What affects self-esteem in a relationship is what really matters to us. What affects our self-esteem when someone else makes a judgment on us or on our character? What affects self-esteem when we don’t get a chance to hear what someone else has to say about us? What affects self-esteem when we have the “shoe” of someone else hanging on our every word?
When we are talking about the effects of what affects self-esteem in a relationship, it’s really all about how our early childhood experiences impacted our perceptions of who we are and of what we are capable of. We learn through our childhood experiences that we are loved, that we are wanted, that we are smart and that we are worthy of happiness and success. All of those things are false. They are only the beliefs we grow into adulthood under the constant persuasion of our parents, peers, society and religion. Our childhood experiences shape who we are as individuals, as potentials for greatness and as humans.
It’s important for our self-esteem to recognize that there is no “good enough” self-image – only the self-image we adopt as adults. What affects self-esteem in a relationship with toxic relationships is that toxic relationship poisons our self-image. Think about it – your toxic relationships have you feeling good about yourself, but not enough to be happy and successful. It’s like wearing sandals – you may feel great on the soles, but the bottom of that sandal is raw, dry and hard. Eventually the sandal crumbles to dust and you’re left feeling even worse about yourself.
What affects self-esteem in a relationship with unsupportive parents can be just as devastating as the sandal with the cracked side. Parents can’t help their children more than they help themselves.

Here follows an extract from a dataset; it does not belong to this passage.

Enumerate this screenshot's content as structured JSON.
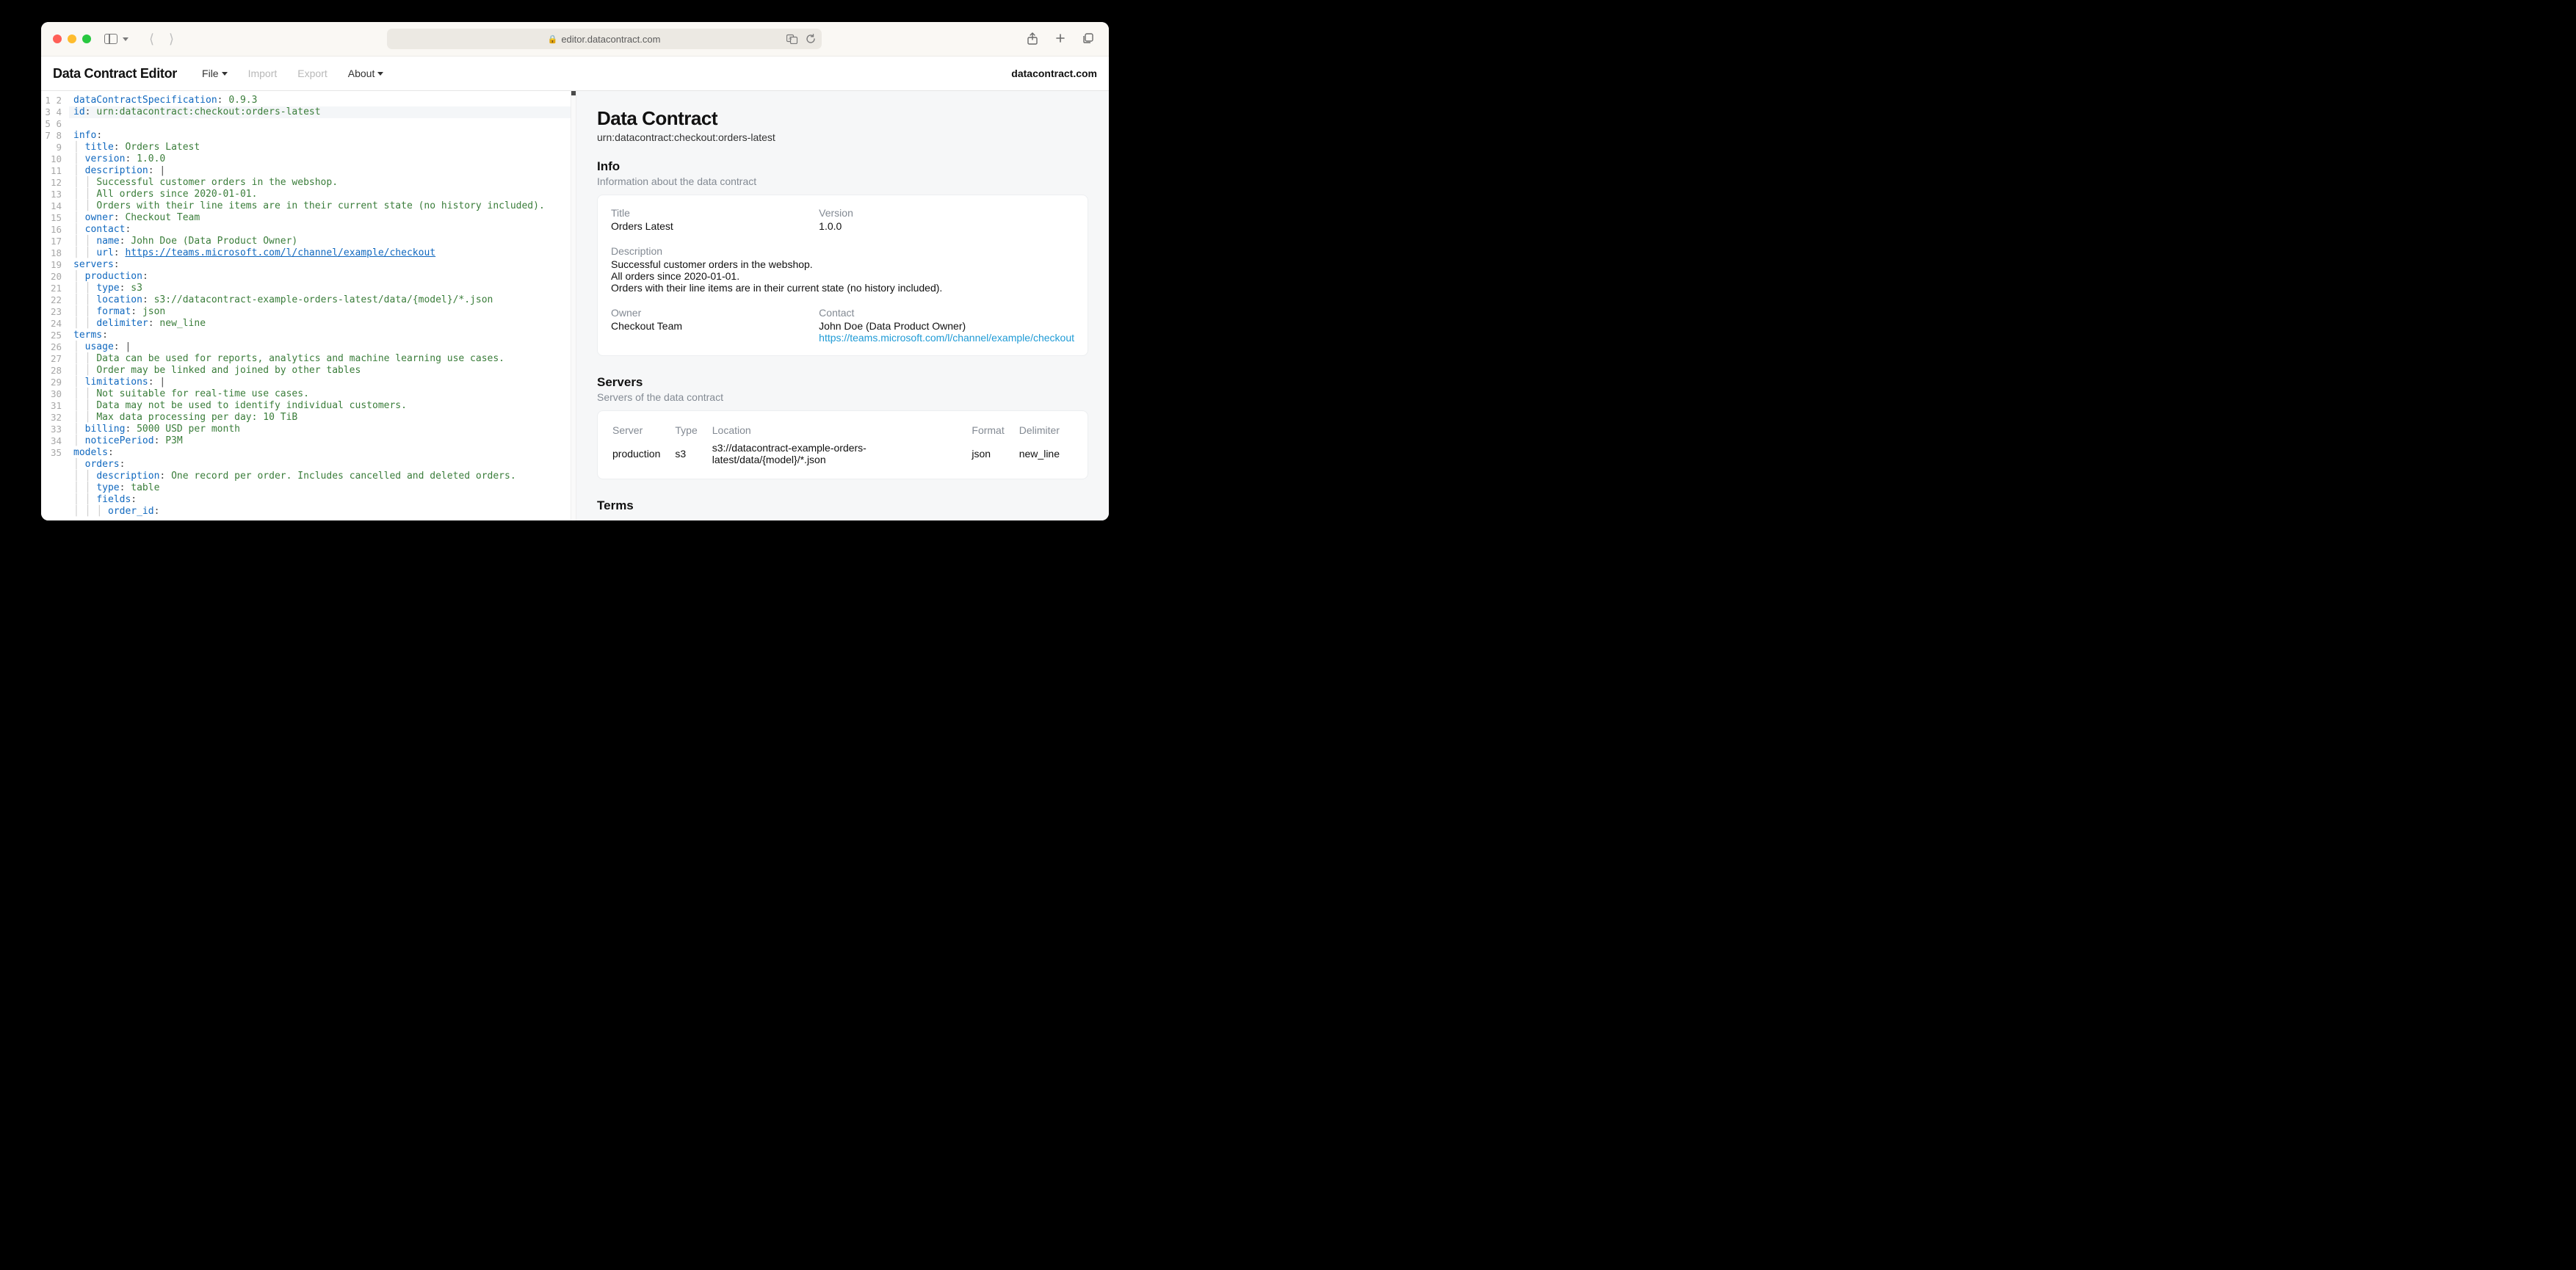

They can’t infuse their love, enthusiasm and commitment into their kids; they can’t give them a clear vision of what they want for themselves and they can’t encourage or motivate them to get smarter, more ambitious and to set goals and go after what’s important. So, as kids get older, the messages that their parents speak to them about who they are won’t change.
In short, the “mess” that most children have when it comes to their self-image are generally the result of two things: childhood experiences which shape who they are as individuals and the overall self-esteem messages parents send them about who they are. It’s the cumulative effect of many bad childhood experiences that leaves a young person with low self-esteem. In a toxic environment, there is simply no escape from the poisonous self-talk. What affects self-esteem is the extent to which we are willing to cut ourselves loose from those poisonous conversations.
Childhood experiences that shape who we are as people: It seems to follow a logical order that the more negative we were treated as children, the less likely we are to become adults with high self-esteem and the more likely we are to be less attracted to others because we have been cursed in that environment. If you look at the way the world works today, it’s pretty much obvious that the more we are subjected to negativity, the less we like and respect others. We become less willing to put our self-image and our own needs ahead of the needs of others. Therefore, the more we reject someone because they don’t look like us, the more likely we are to get older with low self-esteem and low self-confidence.
The maturity principle also means that if you have been cursed in childhood, you are unlikely to get smarter, more ambitious or more socially responsible as an adult. This is because in a world where acceptance, empathy, forgiveness and kindness are the norm, we are less inclined to pursue new opportunities and set ourselves up for success by actually taking the chance. Instead, we are much more likely to back away, try to stay safe, or use the threat of violence to get someone to change their mind. Therefore, if we want to get older, and become more mature, it is important that we find a way to develop and enhance the ability to treat others with fairness and care. We need to learn to be good role models, we need to learn how to build better relationships within our families and communities.
Self-esteem and general self-image affect two specific domains of functioning. The first domain is how we feel about our own self-image. The second is related to how we feel about our relationships with others. Overall self-esteem and specific domains of social behaviour and motivation are positively correlated with each other, and there is strong evidence that they will remain that way in future research. Therefore, there is a growing body of evidence that indicates that we are shaped by our early social environments.